Your puppy’s diet can make all the difference to their future health and wellbeing. Before you decide on a puppy food, do your research. Talk to your veterinarian, other animal professionals, and other dog owners. Remember that if the food you have chosen does not quite suit your pup, you can gradually switch to a different food.
In today’s dog-friendly world, the choices in diet seem endless. Some owners like to feed premium foods, while many feel that a holistic / natural diet is best. Home cooking and raw food are also becoming increasingly popular. I do the latter for my dogs and have had the best luck with it. But it’s quite time consuming, so if you decide to prepare the meal for your pup, be ready to focus on the time.
Make sure you choose a food that is suitable for growth – not adult dog foods or “grooming” formulas.
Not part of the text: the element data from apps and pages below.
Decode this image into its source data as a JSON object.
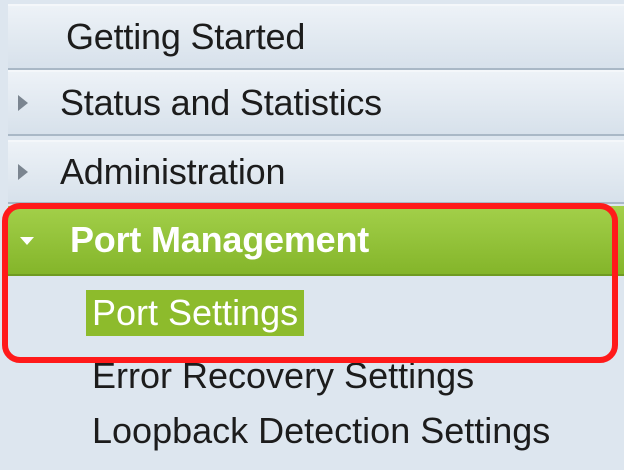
{
  "nav": {
    "getting_started": "Getting Started",
    "status_and_statistics": "Status and Statistics",
    "administration": "Administration",
    "port_management": "Port Management",
    "port_settings": "Port Settings",
    "error_recovery_settings": "Error Recovery Settings",
    "loopback_detection_settings": "Loopback Detection Settings"
  },
  "colors": {
    "selected_green": "#8dbb2c",
    "callout_red": "#ff1a1a",
    "panel_blue": "#dde6ef"
  },
  "icons": {
    "collapsed": "triangle-right",
    "expanded": "triangle-down"
  }
}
They grow a lot in the first year of life, so they need a lot of protein.
Choose a veterinarian
Within a few days of taking your new puppy home, you should take him to your veterinarian for a general exam.
You will see a lot of your veterinarian over the course of your puppy’s first six months. This starts with puppy vaccinations and usually leads to neutering or neutering. Typically, puppies should be spayed or neutered around six months of age.
Your veterinarian can help you identify potential health problems early on and advise you on long-term care for your dog. The first visit also opens the doors to communication with you and your veterinarian. To keep your pup’s expenses down, you can get pet health insurance that can cover up to 80% of your dog’s health care costs.
Vaccines are good. Grab them.
Vaccines protect your puppy and other dogs from potentially fatal diseases. Just like human babies, puppies (and kittens) need basic immunizations in order to take over when maternal antibodies wear off. The puppy vaccination series is one of the most important aspects of your dog’s early life.
Routine vaccination visits also allow your veterinarian to see your puppy every few weeks and monitor his or her growth and general health. Talk to your veterinarian about the best vaccination schedule for your puppy.
House training is one of the first things you teach your new pup. This process can be quite frustrating at times, although some puppies catch earlier than others.
House training should begin as soon as you bring your puppy home, but it takes patience. Puppies are usually unable to control their bladder and bowels until they are around 12 weeks old. If your pup is younger just be patient.
Starting early can help get your pup into a routine. By the time your dog grows and develops control over his body functions, he will already know what to do. In general, you should bring your puppy to the designated “potty place” immediately after eating or drinking. However, accidents do happen, so be prepared, consistent, and patient.
Connect with your pup
The bond you have with your pup starts the moment he walks into your life and never stops growing. You can cultivate this bond through affection, exercise, grooming, play time, general exercise, and participation in various activities. You may want to take an obedience class, begin training in canine sports like agility and flyball, or attend dog shows.
And don’t forget, we’re here to help. We offer really great virtual puppy courses. Our five-session online course is for puppies six months or younger. Topics include nibbling and biting, potty training, teaching your puppy to come when called, and more! Work items include a live Q&A session hosted by your trainer following each weekly presentation.
Please register on our website at pasadenahumane.org.
Jack Hagerman is vice president of community relations for the Pasadena Humane Society.